* [About this task]: Go through the records line by line and work out how many lines hold the word "JSON". Answer with the number only.

* [Records provided]:
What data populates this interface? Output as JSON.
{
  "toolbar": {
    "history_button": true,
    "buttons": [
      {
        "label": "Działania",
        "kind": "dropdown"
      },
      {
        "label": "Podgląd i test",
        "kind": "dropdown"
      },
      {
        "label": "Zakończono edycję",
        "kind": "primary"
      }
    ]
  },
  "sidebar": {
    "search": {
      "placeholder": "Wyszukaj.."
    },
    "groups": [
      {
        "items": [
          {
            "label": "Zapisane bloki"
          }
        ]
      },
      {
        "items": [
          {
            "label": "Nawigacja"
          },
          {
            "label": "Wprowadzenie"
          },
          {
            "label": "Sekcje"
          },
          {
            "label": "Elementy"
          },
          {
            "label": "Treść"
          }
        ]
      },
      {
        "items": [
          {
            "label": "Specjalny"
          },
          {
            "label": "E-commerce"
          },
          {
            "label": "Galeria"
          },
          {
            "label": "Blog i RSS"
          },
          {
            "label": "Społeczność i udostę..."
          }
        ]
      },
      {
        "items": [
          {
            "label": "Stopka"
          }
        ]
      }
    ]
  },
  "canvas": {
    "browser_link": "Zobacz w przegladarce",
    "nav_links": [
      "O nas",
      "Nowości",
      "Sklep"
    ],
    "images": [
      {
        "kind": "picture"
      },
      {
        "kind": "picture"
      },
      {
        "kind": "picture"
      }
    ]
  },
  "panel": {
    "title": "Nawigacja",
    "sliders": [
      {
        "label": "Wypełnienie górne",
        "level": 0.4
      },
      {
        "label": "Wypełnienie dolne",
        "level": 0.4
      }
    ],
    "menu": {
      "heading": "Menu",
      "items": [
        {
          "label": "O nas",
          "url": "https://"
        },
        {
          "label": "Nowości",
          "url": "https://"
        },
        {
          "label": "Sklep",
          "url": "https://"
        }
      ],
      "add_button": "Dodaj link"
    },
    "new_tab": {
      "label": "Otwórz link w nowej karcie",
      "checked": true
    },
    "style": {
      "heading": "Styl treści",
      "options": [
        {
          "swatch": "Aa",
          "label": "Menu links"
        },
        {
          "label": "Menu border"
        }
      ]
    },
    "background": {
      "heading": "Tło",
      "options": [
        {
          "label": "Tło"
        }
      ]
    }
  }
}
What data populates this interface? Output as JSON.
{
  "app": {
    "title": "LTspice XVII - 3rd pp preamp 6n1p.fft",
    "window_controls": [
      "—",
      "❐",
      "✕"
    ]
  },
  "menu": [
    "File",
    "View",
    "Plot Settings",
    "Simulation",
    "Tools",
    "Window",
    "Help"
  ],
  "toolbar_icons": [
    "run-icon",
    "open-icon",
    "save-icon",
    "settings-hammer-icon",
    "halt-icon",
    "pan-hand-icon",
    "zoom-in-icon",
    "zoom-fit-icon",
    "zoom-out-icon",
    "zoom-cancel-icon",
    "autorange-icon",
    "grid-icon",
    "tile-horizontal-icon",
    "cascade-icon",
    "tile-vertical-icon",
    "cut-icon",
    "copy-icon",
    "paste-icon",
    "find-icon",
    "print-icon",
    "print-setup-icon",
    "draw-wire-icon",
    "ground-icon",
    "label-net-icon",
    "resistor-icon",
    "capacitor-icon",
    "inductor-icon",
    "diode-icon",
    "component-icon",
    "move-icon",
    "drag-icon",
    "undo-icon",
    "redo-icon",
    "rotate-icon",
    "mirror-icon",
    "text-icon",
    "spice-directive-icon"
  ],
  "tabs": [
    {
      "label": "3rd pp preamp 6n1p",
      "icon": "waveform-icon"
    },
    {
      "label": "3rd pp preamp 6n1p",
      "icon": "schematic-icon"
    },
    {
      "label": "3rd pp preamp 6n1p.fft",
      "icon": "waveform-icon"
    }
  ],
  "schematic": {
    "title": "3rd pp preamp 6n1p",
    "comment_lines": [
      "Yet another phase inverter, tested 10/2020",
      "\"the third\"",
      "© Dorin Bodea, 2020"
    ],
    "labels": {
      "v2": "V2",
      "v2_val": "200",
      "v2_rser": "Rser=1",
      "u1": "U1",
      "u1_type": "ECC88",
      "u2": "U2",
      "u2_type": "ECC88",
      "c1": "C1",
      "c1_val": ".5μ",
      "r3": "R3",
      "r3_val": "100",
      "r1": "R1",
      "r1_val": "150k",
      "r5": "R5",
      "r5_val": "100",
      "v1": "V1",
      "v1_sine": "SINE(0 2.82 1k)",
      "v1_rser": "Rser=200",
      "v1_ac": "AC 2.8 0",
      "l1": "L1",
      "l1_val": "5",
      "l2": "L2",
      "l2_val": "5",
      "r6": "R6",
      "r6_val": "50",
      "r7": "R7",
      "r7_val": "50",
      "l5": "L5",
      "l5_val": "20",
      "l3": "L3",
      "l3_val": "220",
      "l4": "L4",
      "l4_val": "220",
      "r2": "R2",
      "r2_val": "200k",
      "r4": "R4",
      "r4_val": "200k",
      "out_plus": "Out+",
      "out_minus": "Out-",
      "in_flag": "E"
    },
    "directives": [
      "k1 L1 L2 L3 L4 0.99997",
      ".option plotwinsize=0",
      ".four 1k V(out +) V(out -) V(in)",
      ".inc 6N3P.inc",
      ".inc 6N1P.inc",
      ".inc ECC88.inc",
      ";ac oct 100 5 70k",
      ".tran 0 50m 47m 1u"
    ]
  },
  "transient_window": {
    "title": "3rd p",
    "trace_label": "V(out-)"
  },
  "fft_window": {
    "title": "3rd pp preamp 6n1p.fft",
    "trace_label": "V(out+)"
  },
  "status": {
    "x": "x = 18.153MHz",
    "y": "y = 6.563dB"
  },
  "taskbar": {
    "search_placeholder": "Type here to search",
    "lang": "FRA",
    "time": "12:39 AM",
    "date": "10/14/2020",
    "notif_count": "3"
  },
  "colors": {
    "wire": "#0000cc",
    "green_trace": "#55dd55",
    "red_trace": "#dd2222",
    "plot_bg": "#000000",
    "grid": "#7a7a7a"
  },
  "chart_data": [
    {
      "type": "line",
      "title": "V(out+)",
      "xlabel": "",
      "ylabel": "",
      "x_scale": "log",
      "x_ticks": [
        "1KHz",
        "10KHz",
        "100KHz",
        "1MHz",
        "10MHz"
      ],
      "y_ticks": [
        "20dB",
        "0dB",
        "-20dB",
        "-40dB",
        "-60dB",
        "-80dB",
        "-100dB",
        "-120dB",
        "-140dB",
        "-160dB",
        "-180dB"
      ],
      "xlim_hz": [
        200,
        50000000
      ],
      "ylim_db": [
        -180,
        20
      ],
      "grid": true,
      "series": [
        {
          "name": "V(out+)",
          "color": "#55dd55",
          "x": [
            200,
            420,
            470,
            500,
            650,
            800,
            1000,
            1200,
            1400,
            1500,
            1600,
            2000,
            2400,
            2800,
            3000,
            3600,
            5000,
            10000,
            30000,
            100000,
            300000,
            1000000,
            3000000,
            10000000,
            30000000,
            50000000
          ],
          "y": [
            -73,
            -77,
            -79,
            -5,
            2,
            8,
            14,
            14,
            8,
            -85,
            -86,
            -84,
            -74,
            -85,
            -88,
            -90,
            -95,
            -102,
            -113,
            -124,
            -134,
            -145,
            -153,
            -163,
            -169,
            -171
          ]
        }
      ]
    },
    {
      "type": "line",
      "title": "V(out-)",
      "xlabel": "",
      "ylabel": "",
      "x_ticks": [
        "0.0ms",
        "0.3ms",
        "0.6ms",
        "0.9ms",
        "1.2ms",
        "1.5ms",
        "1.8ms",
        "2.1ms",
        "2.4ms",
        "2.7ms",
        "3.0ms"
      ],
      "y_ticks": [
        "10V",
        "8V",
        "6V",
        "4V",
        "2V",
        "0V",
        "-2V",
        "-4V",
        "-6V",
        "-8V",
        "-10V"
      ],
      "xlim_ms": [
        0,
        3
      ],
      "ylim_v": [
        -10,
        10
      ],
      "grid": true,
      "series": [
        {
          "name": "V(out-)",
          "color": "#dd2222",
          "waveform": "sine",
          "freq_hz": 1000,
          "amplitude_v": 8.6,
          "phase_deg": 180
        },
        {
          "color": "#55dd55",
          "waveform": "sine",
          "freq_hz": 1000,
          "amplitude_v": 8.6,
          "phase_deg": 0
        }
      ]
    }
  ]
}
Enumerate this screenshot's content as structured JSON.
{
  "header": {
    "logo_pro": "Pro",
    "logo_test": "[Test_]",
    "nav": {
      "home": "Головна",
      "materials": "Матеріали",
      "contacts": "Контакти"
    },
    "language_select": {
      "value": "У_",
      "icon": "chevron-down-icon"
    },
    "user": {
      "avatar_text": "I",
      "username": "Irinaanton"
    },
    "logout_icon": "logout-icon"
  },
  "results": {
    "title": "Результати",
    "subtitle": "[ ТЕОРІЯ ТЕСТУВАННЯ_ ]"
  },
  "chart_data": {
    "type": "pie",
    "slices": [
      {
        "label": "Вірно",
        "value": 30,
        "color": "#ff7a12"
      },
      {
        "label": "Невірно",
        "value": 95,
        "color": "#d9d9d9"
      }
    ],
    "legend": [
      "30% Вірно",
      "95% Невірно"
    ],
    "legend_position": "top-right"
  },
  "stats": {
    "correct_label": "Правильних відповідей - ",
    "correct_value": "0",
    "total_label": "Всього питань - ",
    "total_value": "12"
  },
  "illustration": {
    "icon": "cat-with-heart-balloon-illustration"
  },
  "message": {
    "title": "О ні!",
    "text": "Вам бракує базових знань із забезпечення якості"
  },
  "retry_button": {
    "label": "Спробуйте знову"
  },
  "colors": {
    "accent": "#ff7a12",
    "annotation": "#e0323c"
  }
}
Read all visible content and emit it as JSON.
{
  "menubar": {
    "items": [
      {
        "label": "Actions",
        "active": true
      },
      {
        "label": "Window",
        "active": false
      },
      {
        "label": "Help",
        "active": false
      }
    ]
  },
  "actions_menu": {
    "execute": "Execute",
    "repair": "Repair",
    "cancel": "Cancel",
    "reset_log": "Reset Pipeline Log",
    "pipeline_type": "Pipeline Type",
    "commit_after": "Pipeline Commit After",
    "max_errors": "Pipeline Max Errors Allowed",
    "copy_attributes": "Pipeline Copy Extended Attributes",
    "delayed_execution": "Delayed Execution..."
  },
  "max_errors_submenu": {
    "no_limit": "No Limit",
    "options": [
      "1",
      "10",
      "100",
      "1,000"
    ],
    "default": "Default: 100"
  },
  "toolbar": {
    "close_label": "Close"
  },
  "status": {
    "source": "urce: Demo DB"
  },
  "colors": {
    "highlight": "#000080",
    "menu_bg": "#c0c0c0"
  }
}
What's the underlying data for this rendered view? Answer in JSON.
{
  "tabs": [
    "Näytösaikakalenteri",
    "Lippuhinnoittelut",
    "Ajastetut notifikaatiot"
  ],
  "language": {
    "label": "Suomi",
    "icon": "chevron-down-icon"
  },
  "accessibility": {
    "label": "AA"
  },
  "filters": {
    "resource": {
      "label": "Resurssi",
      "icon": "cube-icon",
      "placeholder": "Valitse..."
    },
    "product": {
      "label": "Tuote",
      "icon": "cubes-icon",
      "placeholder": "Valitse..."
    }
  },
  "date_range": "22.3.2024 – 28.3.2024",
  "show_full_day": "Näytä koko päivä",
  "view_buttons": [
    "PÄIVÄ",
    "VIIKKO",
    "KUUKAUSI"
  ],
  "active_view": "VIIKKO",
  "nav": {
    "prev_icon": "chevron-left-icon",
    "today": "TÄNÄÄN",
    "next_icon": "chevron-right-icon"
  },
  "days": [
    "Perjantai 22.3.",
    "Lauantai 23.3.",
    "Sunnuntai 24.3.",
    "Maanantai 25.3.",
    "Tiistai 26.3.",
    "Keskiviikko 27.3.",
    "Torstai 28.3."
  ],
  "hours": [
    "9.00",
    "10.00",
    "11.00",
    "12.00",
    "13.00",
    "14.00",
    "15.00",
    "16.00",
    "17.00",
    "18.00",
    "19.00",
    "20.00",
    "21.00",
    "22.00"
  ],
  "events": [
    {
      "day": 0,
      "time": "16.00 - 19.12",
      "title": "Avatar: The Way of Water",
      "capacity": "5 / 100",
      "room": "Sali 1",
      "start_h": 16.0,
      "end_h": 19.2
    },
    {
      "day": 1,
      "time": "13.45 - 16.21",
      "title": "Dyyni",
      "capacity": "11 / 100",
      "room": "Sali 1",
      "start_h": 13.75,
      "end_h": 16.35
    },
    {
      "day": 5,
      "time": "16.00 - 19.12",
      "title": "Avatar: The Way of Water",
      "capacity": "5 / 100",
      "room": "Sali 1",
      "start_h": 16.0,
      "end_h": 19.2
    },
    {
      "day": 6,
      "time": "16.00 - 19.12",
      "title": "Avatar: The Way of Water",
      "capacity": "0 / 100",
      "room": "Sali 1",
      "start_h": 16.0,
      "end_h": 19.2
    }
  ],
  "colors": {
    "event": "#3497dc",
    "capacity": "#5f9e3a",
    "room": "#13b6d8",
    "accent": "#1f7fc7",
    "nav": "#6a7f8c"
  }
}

* [Solution to this task]: 5